Coming from a family of pickle experts from Andhra Pradesh, our house was always full of jars of pickles. I have fond memories of waiting up for the loads of spicy pickles to make entry into our house in Chennai all the way from Vijayawada. My Mammagaru (Paternal grandma) would make a trip to our hometown during the summer, just to make pickles and was she an expert or what?! From mango based pickles like Avakkai, Maagai to specialty pickles like Chinthakaya (raw tamarind pickle) and Gongura (Sorrel leaves pickle), she made everything. For an entire month, the only happening work at the kitchen would be preparing pickles. Infact, the whole house would smell of red chillies, dried mangoes and other condiments. My mammagaru did leave on her legacy with both her daughters-in-law (my aunt and my amma) and they have taken upon themselves to be the next pickle queens of our family. If not for anything, I wanted to record this recipe for all the legacy it carries and there are going to be other Andhra special pickle recipes on this blog, very soon.
Moving onto Gongura Pachadi, it is made from Sorrel leaves. One of the popular pickles from Andhra, it is not as tedious as the mango based pickles to make at home. I learnt the recipe from Amma while my parents were visiting us earlier this year.
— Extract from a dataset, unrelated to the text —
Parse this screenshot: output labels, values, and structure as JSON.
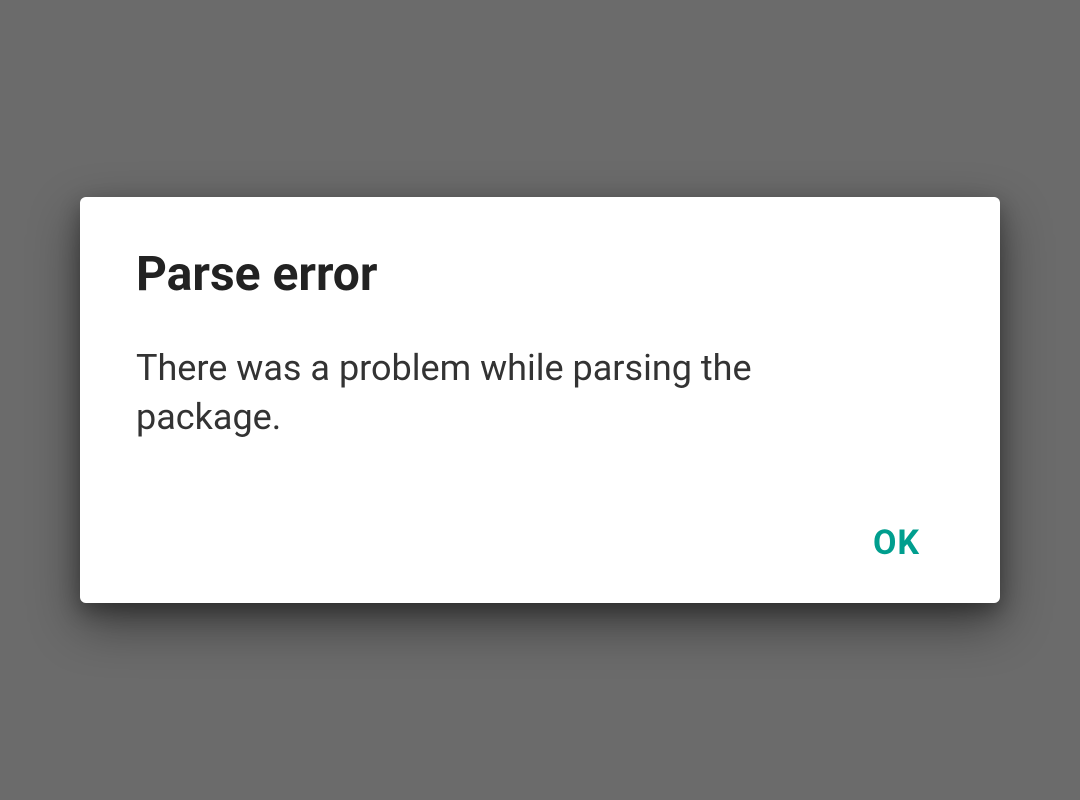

The success of making good Gongura at home is in getting good quality Gongura/Sorrel leaves – the ones that are quite tangy. Amma mentioned a simple test to check the sourness of the leaves. If the leaves wilt quickly on placing in heat, they are bound to be tangy. The only effort lies is picking the leaves and separating the stems. Lucky for us, dad is very good at this job and spent over 2 hours cleaning up the Gongura leaves. When just the leaves are used, the Pachadi/pickle turns out smooth and tasty. This is called Niluva Pacahadi as it stays well for over 6 months when stored in clean air tight container and a clean spoon is used. Gongura is best served with hot rice and a dollop of sesame oil/ghee with a side cut raw onions/shallots – comfort food at its best. *Now that’s a true Telugu girl speaking her heart* 😀
To make Gongura Pachadi
What I used –
- Gongura/Sorrel Leaves, 3 cups (tightly packed)
- Dried Red Chillies, 200 gms
- Gingely/Sesame Oil, ¼ cup (or more)
- Fenugreek Seeds, 1 tsp
- Mustard Seeds, 1 tsp
- Salt, 3 tsp (adjust accordingly)
- Garlic Pods, 6-10 (optional)
How I made –
1. First clean the sorrel leaves by removing them from the stems and washing them thoroughly in running water. Spread them on a clean white cloth and let them air dry for atleast a day. No need to put the leaves in hot sun.
2. In a thick bottomed pan, dry roast the leaves until they are completely wilted and turn dark-ish green/brown color on a low flame. Remove them on to a plate and let them cool down.
3. Mix half of the salt with the roasted sorrel leaves and grind them into a fine powder. Remove onto a bowl.
4. Meanwhile, in the same pan, heat 1 tsbp of oil. Add fenugreek and mustard seeds. As they splutter, add dried red chillies. On a low flame, fry the chillies until they turn deep red. Add the remaining salt. Remove from heat and let it cool down. Grind this into a smooth powder as well.
5. Remove the red chilli powdered mix into a bowl with ground sorrel leaves. Mix them both well together – if required, pulse them together in the blender. At this stage, check for salt. In a pan, heat ¼ cup of sesame/gingely oil. Once the oil is hot, remove from heat. Add garlic pods (optional). Let this completely cool down. Add it to the powdered mixture of sorrel and red chillies. Mix well.
6. Store in an air tight container and use dry spoon. Let the pickle rest for a couple of days before using for better taste. Serve a tsp of it with a cup of hot rice and sesame oil/ghee.
- There are a number of versions of making this Gongura Pachadi but this is how we have been making it at our house ever since I have known it.
- The roasted sorrel leaves once cooled down and mixed with salt, stay well for over a year aslo. The rest of the procedure can be done in individual batches to prepare fresh pacahadi as and when required.
- All the grinding would happen in a large sized mortar and pestle (rolu-rokali in Telugu) which adds to the taste of the pickle. With changing times, mixer-grinders are being used these days.
- Adjust the red chillies as per spice preference. As per the sourness of the sorrel leaves, quantity of the red chillies differ.
- Adjust salt as per liking. The pickle has to be properly salted or else, will not stay for long.
- Salt and oil are the preservatives of this pickle and no skimping on oil either. The pickle must be wet with oil and on storing for 2-3 days, should float on top.
- Garlic is optional but I love the flavor and insist on adding.
- For best taste, Let the pickle rest for a couple of days. Serve it with rice with a side of raw onions – nothing can beat this combo.
- Store it in a glass/porcelain container for longer shelf life.